“I was at a funeral the other day and bumped into my aunt. She says, ‘Are you cured?’” Murphy said. “I’ll never use that word. But I certainly am in a good spot.”
Short of curing cancer, doctors have always hoped to get enough effective medicines to keep patients alive, moving on to the next drug when one is no longer effective.
Many melanoma patients, like Murphy, are there now, with each drug keeping them going for at least another year, said Ribas.
“We haven’t hit a home run yet, but we’ve had several things that are making this into a chronic condition as opposed to something that’s deadly within a few months,” Ribas said.
As exciting as the new treatments are, the advances need to keep coming, Hwu said.
“Every day we still have patients that have had everything and we still have to send them to hospice,” he said.
Still to figure out, Hwu and others said: Who will benefit from which therapy; how to get new drugs to more patients faster; how to save everyone — not just the lucky ones.
Cost issues need to be worked out as well.
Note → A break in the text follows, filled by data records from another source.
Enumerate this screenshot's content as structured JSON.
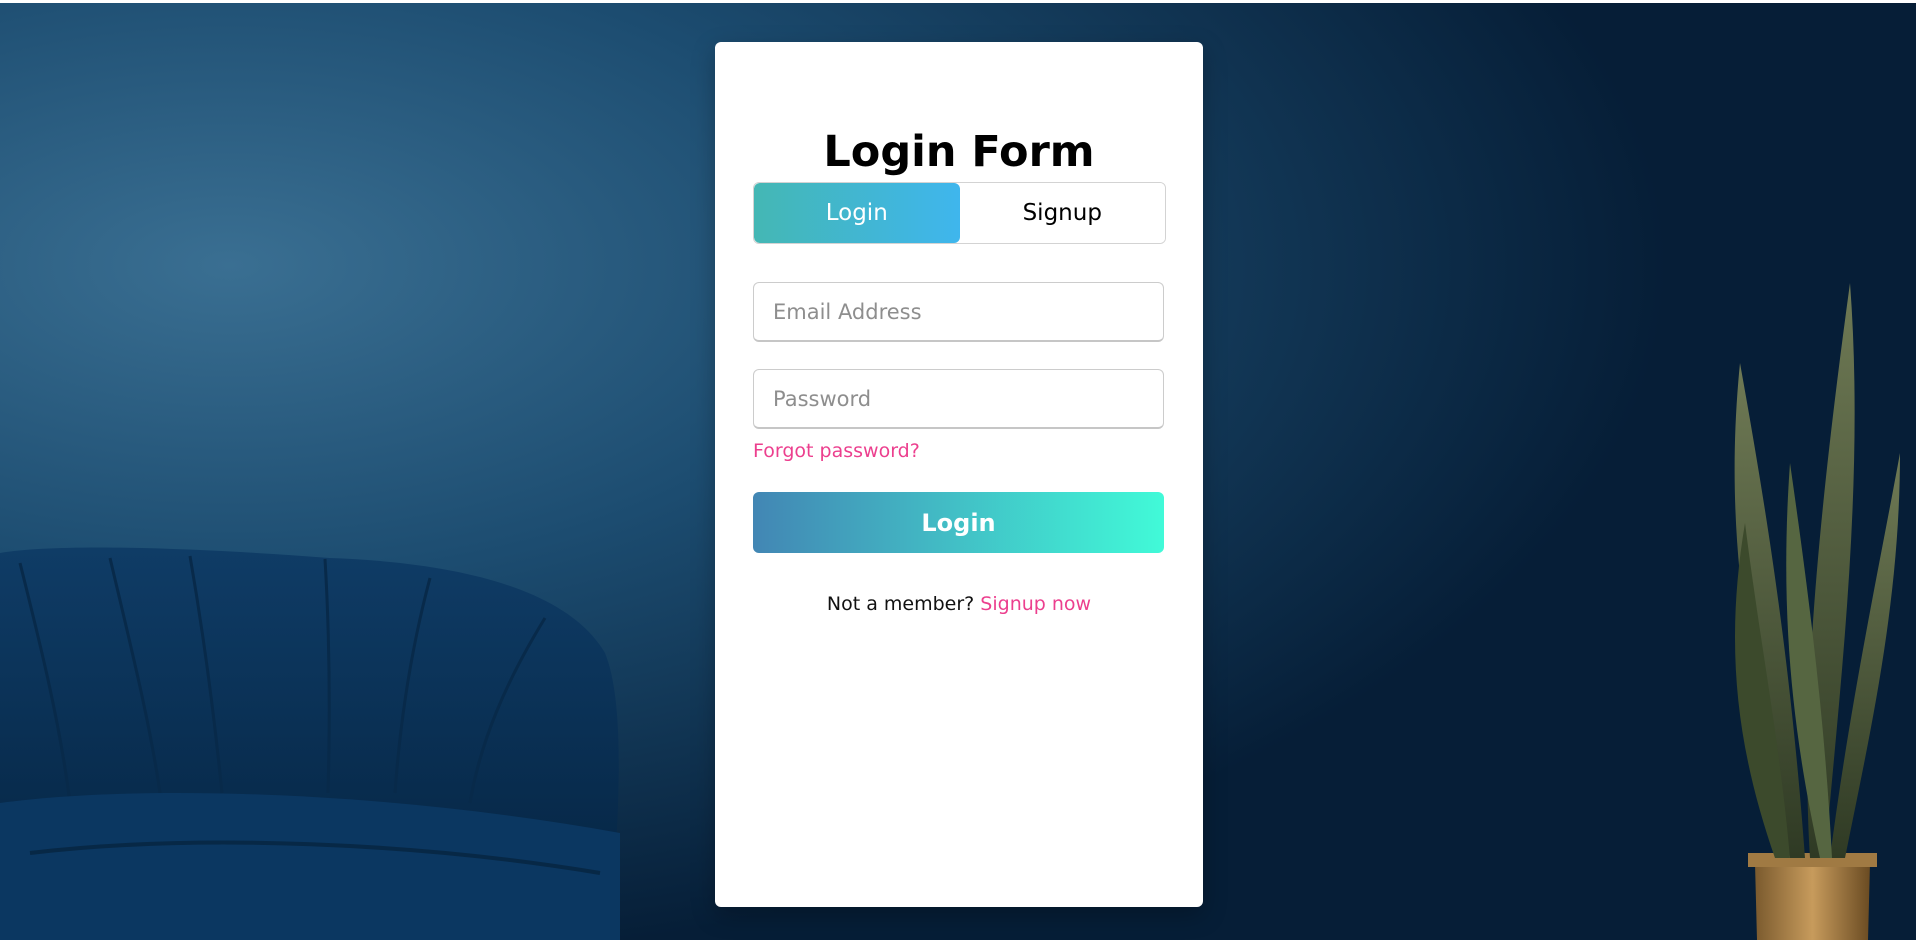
{
  "page": {
    "background_color": "#0a2f4d",
    "card_color": "#ffffff",
    "accent_pink": "#ec3f8e"
  },
  "form": {
    "title": "Login Form",
    "tabs": {
      "login_label": "Login",
      "signup_label": "Signup",
      "active": "login"
    },
    "email": {
      "placeholder": "Email Address",
      "value": ""
    },
    "password": {
      "placeholder": "Password",
      "value": ""
    },
    "forgot_label": "Forgot password?",
    "submit_label": "Login",
    "signup_prompt": "Not a member?",
    "signup_link_label": "Signup now"
  }
}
A four-treatment course of Yervoy costs $120,000, and now researchers are suggesting that it may need to be combined with at least one other drug, likely to cost around the same amount.
Doctors argue that the treatment is cost-effective if it can add years or even decades to someone’s life, but no one has figured out how a country that is already worried about the cost of medical care will be able to afford these combination therapies.
Money is also an issue for researchers, like Hodi, Hwu, and Ribas, who say they could come up with more therapies faster if they didn’t have to spend so much of their time hunting for grants.
It’s crucial to keep making innovations, Hwu said, both for patients like Murphy and for the metastatic melanoma patients who will be diagnosed in the future, so that none die as a result of their diagnosis. “Which I think is a possibility in the near future,” Hwu said. “We need to really work hard to move the bar ahead.”